1957 Home Ec Club, printed in 1957. Winona Yearbook.

The Hillsdale Col­legian pub­lished its most incon­se­quential front-page headline on Feb. 28, 1951: “Home Ec Hears Dec­o­ration Talk.”

How did this become a front page-worthy news story, you may ask?

Unfor­tu­nately, I do not have an answer for you, but I will try to expand more on Hillsdale’s history with home eco­nomics.

The Feb. 28 article reads, “Mrs. Abraham of Hudson, Michigan … spoke on the basic prin­ciples of dec­o­rating a new home. She worked out color and material com­bi­na­tions for dec­o­rating various rooms in the home.”

Finally Hillsdale College was offering a class explicitly designed for its ring-by-spring seekers.

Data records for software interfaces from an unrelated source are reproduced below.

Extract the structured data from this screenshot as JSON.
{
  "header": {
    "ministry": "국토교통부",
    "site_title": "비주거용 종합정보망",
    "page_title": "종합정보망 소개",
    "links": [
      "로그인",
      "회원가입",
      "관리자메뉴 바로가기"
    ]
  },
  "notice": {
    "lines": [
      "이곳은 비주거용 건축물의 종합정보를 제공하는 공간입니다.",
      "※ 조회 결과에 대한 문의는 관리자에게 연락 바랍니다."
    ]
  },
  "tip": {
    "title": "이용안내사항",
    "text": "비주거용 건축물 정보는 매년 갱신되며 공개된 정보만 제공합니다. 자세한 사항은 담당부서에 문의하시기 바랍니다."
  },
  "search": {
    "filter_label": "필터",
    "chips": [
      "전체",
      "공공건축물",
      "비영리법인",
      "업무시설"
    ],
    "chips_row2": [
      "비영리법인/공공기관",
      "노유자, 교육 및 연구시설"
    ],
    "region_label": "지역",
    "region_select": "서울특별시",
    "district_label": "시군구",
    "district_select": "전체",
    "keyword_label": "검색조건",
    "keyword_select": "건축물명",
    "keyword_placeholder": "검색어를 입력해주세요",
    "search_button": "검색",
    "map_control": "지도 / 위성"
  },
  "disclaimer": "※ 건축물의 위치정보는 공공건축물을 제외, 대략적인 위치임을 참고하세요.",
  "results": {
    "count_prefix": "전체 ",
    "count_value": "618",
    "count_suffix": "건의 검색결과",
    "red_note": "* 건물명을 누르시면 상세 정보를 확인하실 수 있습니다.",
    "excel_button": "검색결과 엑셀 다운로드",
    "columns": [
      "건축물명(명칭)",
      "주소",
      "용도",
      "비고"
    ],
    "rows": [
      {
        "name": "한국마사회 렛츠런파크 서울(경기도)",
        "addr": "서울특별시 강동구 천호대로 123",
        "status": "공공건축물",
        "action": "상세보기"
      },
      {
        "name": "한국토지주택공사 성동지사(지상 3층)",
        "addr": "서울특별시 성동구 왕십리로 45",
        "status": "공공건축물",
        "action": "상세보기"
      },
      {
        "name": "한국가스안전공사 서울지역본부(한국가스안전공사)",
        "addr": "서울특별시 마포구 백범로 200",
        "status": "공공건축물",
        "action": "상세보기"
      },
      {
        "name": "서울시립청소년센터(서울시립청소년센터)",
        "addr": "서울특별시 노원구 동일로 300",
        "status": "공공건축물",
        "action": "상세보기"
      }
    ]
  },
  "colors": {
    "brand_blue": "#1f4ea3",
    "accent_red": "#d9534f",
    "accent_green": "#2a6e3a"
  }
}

The article con­tinues, “Mrs. Abraham stated that the main ideas to con­sider in dec­o­rating a room are to make it com­fortable and restful. She also informed the girls that it was now acceptable to mix antiques with modern fur­niture.”

Well thank God for that. Now I can finally place my antique vase next to my lava lamp.

The article states that the lecture con­cluded with a question and answer session. I cannot imagine what kind of thought-pro­voking ques­tions were asked.

But a dec­o­ration talk was not all that was offered to the home econ­o­mists. On March 20, 1952, The Col­legian pub­lished, “Home Ec Group Sees Style Show.”

Dec­o­rating and fashion: the only things a girl needs appar­ently.

The article states, “The Home Eco­nomics Club spon­sored a group of our stu­dents and faculty members last week, when they drove to the Uni­versity of Toledo for a preview of fashions for this coming spring and summer.”

Do any pro­fessors think that it would be a good use of their aca­demic time to accompany this trip? In ret­ro­spect, the pro­fessors of Home Eco­nomics probably thought it was a good idea.

This fashion show did not display just any clothes however. The Col­legian wrote, “Entitled ‘Spring Fashion Salad Bowl’ the clothes were modeled in new shades such as blue­berry, coconut, cucumber, avocado and black olive. The styles ranged from shorts and pedal pushers to formals and short jackets.”

Fruits and veg­etables may be kosher, but they are cer­tainly not couture.

Once again, I have to assume that this article took a little cre­ative liberty when choosing sources because when talking about the expe­rience of the show the author quotes Miss Olive Berry.

It cannot be pos­sible that the first and last name of the only source for a salad-themed fashion line are both salad ingre­dients. I refuse to fall for The Collegian’s traps this time.

Finally, the Home Ec department also offered lec­tures on silver. An article pub­lished on April 24, 1952 reported, “A rep­re­sen­tative of Wood and Sey­bolds Jewelry store enter­tained the girls of the Home Eco­nomics Club at Ambler house.”

The article con­tinued, “He dis­played many dif­ferent types of beau­tiful sil­verware of his­torical interest… The girls were very pleased that such an evening had been planned, as they are sure that they gained valuable pointers in the history and the pur­chasing of sil­verware.”

I don’t want to point out the obvious, but what college student is able to afford fine sil­verware? The plastic forks and knives at McDonalds are a financial stretch for me, let alone genuine sil­verware.

Most likely due to these expansive oppor­tu­nities, the Home Eco­nomics major was sur­pris­ingly popular. According to the May 6, 1941 issue of the Col­legian, almost 11% of the grad­u­ating senior class were Home Ec majors.

I don’t know what this says about the past of our college, but I am cer­tainly happy that I never had to take a class that required me to both make salad and dress like one in order to pass.